Pathway to Recovery
Local oystermen helping to shell ABSI oyster reef restoration experiments. Credit: Maddie Mahood, FSU
The Apalachicola Bay System Initiative
Newsletter - December 2021
The ABSI mission: to gain insight into the root causes of decline of the Apalachicola Bay ecosystem with a focus on oyster reefs, and ultimately, with guidance from the Community Advisory Board and input from stakeholders and the public, to develop science-informed restoration and ecosystem-based management plans focused on the recovery of oyster reefs and the health of Apalachicola Bay.
News from the Community Advisory Board
The effort to help Florida’s troubled Apalachicola Bay and its famous oysters cleared a key hurdle on November 16th. The Apalachicola Bay System Initiative (ABSI) Community Advisory Board (CAB) unanimously adopted the framework document for the Apalachicola Bay System (ABS) Ecosystem-Based Adaptive Management and Restoration Plan (the Plan).
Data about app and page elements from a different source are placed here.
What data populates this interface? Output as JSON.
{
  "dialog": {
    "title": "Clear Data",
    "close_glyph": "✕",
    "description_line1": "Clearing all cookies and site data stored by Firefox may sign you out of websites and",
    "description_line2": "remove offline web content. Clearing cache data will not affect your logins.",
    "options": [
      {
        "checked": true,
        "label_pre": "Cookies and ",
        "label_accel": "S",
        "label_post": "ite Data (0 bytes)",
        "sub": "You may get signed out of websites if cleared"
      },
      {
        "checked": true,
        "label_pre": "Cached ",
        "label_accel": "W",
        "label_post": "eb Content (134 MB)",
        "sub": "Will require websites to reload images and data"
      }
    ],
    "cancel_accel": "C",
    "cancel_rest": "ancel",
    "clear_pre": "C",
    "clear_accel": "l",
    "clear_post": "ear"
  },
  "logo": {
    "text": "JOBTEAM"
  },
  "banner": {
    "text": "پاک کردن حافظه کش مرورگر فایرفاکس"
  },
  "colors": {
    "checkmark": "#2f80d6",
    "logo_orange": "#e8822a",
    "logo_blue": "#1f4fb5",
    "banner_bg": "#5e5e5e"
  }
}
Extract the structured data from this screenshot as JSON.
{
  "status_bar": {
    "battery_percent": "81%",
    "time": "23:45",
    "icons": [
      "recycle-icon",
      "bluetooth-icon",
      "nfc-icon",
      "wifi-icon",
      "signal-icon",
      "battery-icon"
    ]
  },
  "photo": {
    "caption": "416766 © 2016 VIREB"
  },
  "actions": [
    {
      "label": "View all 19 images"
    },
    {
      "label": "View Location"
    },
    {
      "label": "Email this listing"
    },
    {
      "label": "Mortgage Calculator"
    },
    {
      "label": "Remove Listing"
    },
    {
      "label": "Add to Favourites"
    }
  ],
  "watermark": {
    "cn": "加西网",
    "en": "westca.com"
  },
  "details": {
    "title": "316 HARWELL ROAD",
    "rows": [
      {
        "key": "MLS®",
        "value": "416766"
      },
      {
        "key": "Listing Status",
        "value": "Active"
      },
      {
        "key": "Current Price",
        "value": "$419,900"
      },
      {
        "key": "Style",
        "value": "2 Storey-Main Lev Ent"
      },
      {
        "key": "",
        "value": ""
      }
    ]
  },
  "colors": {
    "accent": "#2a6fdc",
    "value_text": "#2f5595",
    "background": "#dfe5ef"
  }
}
Community leaders, working with state agencies and scientists, will begin evaluating the Plan Framework (click for downloadable PDF) in early 2022. This document comprises five goals that address ecosystem restoration, oyster fishery management, Plan implementation, community engagement, and other recommendations outside the specific scope of the ABSI including economic. Within each goal are a number of strategies and actions that have been proposed to accomplish the goal. Each of these elements will be evaluated fully by the CAB with input from the public, and either accepted, changed, or rejected to create the final Plan.  The evaluation process will integrate ongoing research generated by ABSI and other scientific sources.

Top priorities in the Plan include:
  • Researching the best materials and locations to build or expand existing oyster reefs, and determining the area of habitat needed to maintain a viable oyster population and sustainable fishery.
  • Identifying monitoring needs to assess the health of oyster populations and detect changes in environmental conditions and habitat quality over time.
  • Evaluating a suite of management approaches, such where, when, and how sustainable harvesting can resume and be maintained. Management strategies will be adaptable and will incorporate data from monitoring and stock assessment programs. 
  • Continuation of an open and transparent process for the development of the Plan with many opportunities for stakeholder engagement and input  
  • Developing and expanding shell recycling programs, including ways to make it financially viable into the future. Learn about the history of shell recycling in Franklin County here.

The final Plan, which will be produced at the end of the evaluation process, will use science to guide oyster management and restoration strategies, and requires working closely with fishermen and other local stakeholders. Immediate efforts will focus on assessment of oyster resources, enhancing oyster reefs, and finding the best ways to kickstart oyster larvae settlement and growth. Community engagement and input is critical to the success of the Plan. Once complete, natural resource agencies and restoration entities will be called upon to adopt and implement the Plan. Community engagement efforts will be increasing over the next year as project leaders communicate the ABSI science and learn from the community. Additionally, a subset of the project team will be working to identify short and long-term funding opportunities to help sustain restoration activities.  

ABSI scientists will be monitoring progress on the experimental restoration projects and will use that data, along with results from the mapping and modeling, for large-scale restoration and management. 
Phase IV of the CAB will continue on in the New Year!

The date of the next CAB meeting is
TBD -- check the CAB webpage for updates.
We are always interested in hearing from you so if you have questions or comments, please send them to our email address, fsucml-absi@fsu.edu.